Managed Care's July cover story, "Employers Push Plans in Direction of Wellness," should fall under the "duh" principle. Since prior to my first day in medical school in 1982, I have been certain that preventing disease is cheaper than trying to repair poor health. Proactive is cheaper than reactive, regardless of the area of life in which we would use that as a measuring device.
For instance, it's cheaper to provide maintenance for our car than to repair it after it has broken down on the road. Simple mathematical business point. So why has medicine, or more importantly or correctly, the insurance companies, taken so long to come around to this fact? Quite possibly because they live by the motto "One in the hand is worth two in the bush." If the insurance company can save a buck by not providing service now, then it saves on the other end by knowing that most patients switch insurances with jobs or by company change, and therefore the patient becomes another insurance company's problem.
For years, a patient couldn't go to the doctor and have a general physical exam covered, but he could get coverage if he was ill or injured. I myself have gone to doctors years ago for a "full physical" and gotten a confused look from the physician.
It's been my opinion for years that two things must be done to improve our medical fitness. We must find ways to impress upon our citizens the importance of good health and a healthy lifestyle, and insurers must back that up. It's un-American and un-democratic to force our employees and patients to adopt a healthy lifestyle. It smacks of Big Brother behavior. And patients have a cavalier attitude. How many times have we all heard (as doctors) a patient say, "My insurance will cover this so why shouldn't I have it" (or the reverse).
Ditto the comment, "Why can't you just give me a pill for this instead of asking me to watch what I eat?" Of course, years of the medical profession pushing a prescription into their hands and showing them the door have created a patient population with that mentality! The bottom line is that if they don't have to pay for it, they don't take personal responsibility.
I would love to participate — on either side — in a debate about providing medical care for a smoker or an obese, noncompliant diabetic patient. Of course, this would be held before or after the debate on whether health care is a right or a privilege. Again, I could argue either side.

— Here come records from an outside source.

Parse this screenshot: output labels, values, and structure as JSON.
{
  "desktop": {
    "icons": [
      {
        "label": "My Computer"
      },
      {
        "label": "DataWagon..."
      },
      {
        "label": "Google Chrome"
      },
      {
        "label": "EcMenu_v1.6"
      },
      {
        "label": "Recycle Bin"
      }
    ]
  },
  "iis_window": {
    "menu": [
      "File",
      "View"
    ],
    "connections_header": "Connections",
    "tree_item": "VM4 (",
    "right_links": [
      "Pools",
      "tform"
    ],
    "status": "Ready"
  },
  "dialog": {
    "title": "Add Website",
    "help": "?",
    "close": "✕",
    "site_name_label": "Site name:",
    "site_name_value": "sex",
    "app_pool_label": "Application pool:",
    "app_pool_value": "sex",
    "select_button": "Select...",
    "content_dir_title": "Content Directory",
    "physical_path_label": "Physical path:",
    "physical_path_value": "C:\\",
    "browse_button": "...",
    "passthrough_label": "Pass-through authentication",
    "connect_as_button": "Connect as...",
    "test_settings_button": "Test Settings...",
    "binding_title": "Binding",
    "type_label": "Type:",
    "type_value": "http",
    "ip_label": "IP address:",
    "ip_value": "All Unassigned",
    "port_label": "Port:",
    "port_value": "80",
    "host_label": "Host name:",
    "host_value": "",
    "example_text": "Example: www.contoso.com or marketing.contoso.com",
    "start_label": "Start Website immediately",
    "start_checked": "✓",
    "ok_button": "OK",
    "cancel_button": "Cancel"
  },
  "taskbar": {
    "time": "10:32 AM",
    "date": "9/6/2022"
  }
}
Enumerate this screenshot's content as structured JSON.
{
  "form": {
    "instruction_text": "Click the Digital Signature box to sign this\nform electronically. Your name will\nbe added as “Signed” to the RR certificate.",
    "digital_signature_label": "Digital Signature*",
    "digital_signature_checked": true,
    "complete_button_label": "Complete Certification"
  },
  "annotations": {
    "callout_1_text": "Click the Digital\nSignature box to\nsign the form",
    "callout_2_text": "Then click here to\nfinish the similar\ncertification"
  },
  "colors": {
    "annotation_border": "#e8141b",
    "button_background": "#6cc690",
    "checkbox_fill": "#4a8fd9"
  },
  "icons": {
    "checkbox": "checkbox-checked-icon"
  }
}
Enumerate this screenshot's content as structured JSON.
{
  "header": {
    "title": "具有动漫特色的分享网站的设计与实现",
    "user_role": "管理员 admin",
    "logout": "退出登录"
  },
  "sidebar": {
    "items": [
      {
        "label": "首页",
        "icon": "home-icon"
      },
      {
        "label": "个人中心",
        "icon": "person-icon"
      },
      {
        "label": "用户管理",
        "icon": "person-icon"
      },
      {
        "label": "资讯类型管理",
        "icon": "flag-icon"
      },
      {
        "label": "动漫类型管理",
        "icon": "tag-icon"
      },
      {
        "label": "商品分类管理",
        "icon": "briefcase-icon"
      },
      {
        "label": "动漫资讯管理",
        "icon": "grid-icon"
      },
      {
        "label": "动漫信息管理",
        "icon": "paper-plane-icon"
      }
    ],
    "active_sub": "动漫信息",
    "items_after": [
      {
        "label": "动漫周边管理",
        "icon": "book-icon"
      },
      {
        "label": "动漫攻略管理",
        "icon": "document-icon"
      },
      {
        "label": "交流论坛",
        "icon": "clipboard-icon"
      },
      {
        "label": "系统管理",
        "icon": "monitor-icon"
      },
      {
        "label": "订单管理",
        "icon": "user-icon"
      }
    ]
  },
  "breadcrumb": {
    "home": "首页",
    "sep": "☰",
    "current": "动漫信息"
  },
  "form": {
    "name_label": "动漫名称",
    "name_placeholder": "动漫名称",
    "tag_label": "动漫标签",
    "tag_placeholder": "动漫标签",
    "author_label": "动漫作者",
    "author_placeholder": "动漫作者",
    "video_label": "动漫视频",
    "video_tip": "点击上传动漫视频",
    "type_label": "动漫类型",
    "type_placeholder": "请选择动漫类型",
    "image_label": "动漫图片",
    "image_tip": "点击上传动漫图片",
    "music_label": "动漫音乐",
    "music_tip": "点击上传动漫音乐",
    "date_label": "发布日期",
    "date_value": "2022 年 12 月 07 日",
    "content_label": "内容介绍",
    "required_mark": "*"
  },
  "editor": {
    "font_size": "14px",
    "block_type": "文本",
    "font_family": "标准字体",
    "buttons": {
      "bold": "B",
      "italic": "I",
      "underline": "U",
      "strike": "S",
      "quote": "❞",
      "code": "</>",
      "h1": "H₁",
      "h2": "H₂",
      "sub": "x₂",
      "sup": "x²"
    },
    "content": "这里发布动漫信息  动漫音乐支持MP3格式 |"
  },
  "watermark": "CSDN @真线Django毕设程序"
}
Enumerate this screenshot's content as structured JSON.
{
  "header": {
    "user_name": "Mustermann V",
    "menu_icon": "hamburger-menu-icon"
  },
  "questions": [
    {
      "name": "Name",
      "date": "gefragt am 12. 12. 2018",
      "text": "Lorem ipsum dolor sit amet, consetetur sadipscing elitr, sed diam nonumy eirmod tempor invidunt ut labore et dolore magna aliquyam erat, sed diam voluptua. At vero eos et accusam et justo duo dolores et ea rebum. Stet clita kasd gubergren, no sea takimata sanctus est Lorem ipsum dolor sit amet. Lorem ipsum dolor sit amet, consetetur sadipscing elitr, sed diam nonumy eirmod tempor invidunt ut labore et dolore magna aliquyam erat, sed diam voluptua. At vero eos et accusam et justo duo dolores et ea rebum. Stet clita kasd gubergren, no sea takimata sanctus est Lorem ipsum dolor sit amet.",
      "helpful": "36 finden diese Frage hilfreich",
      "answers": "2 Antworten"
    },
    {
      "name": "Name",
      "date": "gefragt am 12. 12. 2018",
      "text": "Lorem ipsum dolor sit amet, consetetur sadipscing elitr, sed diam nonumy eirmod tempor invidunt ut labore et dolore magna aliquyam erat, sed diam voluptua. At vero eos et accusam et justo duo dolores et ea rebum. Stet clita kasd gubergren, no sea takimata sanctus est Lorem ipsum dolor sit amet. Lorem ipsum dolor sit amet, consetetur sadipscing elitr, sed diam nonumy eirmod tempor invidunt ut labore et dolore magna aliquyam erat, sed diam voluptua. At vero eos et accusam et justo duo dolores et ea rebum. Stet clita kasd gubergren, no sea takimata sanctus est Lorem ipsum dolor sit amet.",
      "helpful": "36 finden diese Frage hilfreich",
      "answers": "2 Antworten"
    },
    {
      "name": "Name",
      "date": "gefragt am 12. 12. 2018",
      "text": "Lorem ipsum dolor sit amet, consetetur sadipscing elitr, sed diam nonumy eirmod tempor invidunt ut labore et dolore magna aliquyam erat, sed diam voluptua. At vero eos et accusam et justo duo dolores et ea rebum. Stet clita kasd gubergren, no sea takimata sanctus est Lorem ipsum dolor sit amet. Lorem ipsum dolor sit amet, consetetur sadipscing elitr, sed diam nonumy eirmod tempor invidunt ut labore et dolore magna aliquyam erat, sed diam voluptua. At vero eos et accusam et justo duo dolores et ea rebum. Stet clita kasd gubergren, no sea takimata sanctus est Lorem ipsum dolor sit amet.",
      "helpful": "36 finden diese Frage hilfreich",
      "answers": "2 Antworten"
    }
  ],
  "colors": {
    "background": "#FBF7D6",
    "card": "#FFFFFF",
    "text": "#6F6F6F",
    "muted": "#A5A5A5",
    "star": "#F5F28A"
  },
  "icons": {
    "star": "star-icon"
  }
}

Many employers try to encourage health the long way around. They provide insurance but discouraged patients from taking time off to go to doctors. From a business standpoint, this is understandable, and it is further encouraged by our habits of working long hours. Also, employers discourage sick employees from staying home, thereby spreading disease to other employees.
Again, from a business standpoint, a sick employee at home is not helping the bottom line, or is he? If you have one sick employee and now because he is at work you have five sick employees — think that one through. And when an employee has an entangled illness or injury, instead of the employer having resources to help that patient improve and create better health, there are roadblocks. I know, patient confidentiality and all that.
Businesses and insurers must find a way to provide for health (not just illness) as well as find a way to change the public's view of responsible behavior. It really does come down to the patient's participation.
More companies need to be like the ones mentioned in the article. My daughter works for Rodale Press. Rodale has a gym on site and a trained person to help utilize resources. It encourages exercise. My daughter is currently training for her second marathon sponsored by Prevention Magazine (the part of Rodale she works for). Rodale's cafeteria serves really good, nutritious food, too.
Of course this is America, and we can't force people to do anything. However, if we don't find a way to get our citizens to buy into the idea of wellness, it won't matter what employers and insurers do. I, for one, am tired of being held responsible for the results of an event that I tried to prevent.
We all know the drill too well. We tell patients what they need to do and why. They, in turn, ignore us, suffer the consequences, and then want to blame anybody but themselves.
Patients call 1-800-LAWYER and say we never told them what would happen or why they needed to get tested. It's not their fault. It's the doctor's fault.
It is a good thing that I learned how to nag my kids and husband because it's a skill I use frequently in trying to ensure that patients follow through with recommendations, and understand advice regarding whatever it is they're seeing me for. I can't tell you how many times I've had patients sign progress notes outlining informed consent and informed refusal.
These are not stupid people, but they are behaving stupidly (for whatever reason). A previous partner had a favorite saying: "People have a right to make stupid decisions." Yes, they do, but I'm very tired of having to pick up the tab for it, whether it is social, financial, legal, or what-have-you.
I spend a lot of time providing patient education. Some patients are receptive and some are not. The receptive ones will benefit from the incentives discussed in Martin Sipkoff's article. It's the other group of patients that must be reached for any of this to make a difference.
What about small business employers who can't afford wellness plans or even offer insurance? Or what about the 42-plus million people who are uninsured and underinsured? That is a large sector of our society unreachable by the health plans . These are our citizens that fall through all the cracks and end up costing us the most in health care dollars.
Our current system is being "penny wise and pound foolish."